--- Task inputs Enclosed Below ---

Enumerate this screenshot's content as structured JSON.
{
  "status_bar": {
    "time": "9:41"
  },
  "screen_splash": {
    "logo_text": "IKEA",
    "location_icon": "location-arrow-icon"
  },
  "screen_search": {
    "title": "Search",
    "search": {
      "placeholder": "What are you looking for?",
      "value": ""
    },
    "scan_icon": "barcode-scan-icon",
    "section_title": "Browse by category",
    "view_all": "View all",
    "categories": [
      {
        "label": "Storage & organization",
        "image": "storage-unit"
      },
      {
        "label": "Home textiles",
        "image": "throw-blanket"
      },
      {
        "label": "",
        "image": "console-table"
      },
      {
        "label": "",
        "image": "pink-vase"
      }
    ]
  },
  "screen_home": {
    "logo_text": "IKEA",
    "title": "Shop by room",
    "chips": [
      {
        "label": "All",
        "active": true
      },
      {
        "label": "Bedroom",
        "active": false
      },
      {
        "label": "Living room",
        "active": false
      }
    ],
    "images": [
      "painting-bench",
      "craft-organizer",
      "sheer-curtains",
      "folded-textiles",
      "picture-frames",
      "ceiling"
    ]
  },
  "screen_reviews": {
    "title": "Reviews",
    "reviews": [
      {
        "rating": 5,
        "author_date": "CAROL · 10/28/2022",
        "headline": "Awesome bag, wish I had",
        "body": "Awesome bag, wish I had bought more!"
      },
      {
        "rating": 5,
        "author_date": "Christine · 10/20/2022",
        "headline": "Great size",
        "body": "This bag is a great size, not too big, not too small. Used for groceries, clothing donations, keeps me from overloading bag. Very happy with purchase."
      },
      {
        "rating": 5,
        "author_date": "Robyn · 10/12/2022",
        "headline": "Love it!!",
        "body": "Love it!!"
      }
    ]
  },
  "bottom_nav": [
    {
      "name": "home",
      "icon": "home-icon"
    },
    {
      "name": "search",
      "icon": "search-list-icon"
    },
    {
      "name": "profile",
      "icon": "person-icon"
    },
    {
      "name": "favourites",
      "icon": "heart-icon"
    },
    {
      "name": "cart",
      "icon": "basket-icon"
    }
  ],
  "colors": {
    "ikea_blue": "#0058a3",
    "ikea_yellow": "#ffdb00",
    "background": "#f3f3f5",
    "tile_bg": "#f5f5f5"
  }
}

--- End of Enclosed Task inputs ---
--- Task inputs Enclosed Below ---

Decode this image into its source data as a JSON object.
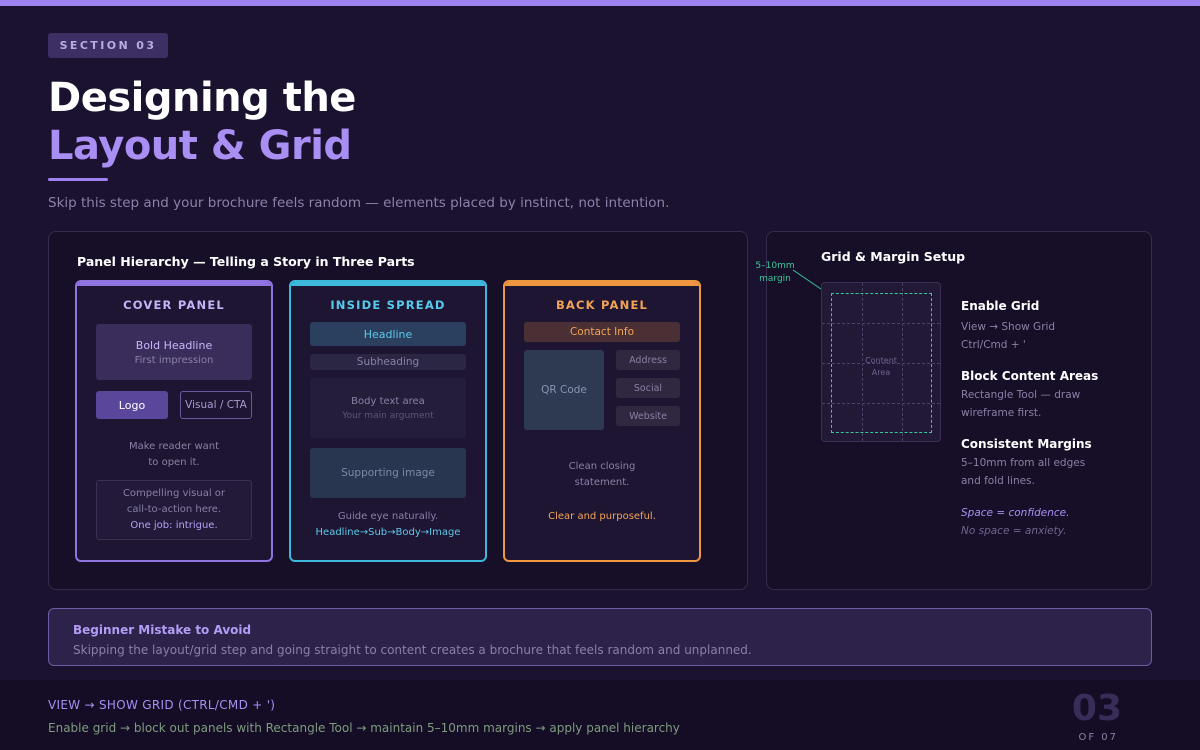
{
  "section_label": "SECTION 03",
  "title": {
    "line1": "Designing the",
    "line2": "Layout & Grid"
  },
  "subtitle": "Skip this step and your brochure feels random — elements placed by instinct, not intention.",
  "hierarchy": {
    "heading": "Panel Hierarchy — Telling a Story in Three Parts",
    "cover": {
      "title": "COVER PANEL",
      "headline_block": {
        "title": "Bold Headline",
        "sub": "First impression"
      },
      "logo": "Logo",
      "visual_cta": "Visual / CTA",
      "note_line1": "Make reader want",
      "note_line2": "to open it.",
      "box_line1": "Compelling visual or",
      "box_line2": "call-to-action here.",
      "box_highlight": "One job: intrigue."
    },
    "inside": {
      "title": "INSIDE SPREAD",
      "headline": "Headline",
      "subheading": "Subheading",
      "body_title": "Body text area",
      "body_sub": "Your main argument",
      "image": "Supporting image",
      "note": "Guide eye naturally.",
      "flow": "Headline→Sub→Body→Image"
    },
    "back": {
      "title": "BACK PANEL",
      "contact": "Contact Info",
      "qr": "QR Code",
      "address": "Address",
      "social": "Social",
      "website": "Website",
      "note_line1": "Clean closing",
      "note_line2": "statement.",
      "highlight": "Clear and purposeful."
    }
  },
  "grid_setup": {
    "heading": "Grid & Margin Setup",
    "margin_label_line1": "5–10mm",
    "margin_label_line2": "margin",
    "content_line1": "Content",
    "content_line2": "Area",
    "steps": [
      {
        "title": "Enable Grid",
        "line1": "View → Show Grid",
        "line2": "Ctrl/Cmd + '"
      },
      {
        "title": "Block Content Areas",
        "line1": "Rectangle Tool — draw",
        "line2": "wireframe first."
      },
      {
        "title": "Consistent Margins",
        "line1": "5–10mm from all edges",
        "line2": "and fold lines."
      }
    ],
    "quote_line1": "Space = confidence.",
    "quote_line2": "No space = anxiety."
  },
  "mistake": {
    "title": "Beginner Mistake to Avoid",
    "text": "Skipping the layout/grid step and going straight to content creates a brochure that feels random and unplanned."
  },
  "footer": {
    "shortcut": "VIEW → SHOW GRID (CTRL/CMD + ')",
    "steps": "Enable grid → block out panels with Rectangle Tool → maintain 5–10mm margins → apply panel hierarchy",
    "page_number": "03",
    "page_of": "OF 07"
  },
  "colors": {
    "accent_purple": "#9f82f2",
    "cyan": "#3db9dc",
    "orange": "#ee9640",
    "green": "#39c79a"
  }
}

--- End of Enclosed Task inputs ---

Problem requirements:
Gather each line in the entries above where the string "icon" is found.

Response:
    "location_icon": "location-arrow-icon"
    "scan_icon": "barcode-scan-icon",
      "icon": "home-icon"
      "icon": "search-list-icon"
      "icon": "person-icon"
      "icon": "heart-icon"
      "icon": "basket-icon"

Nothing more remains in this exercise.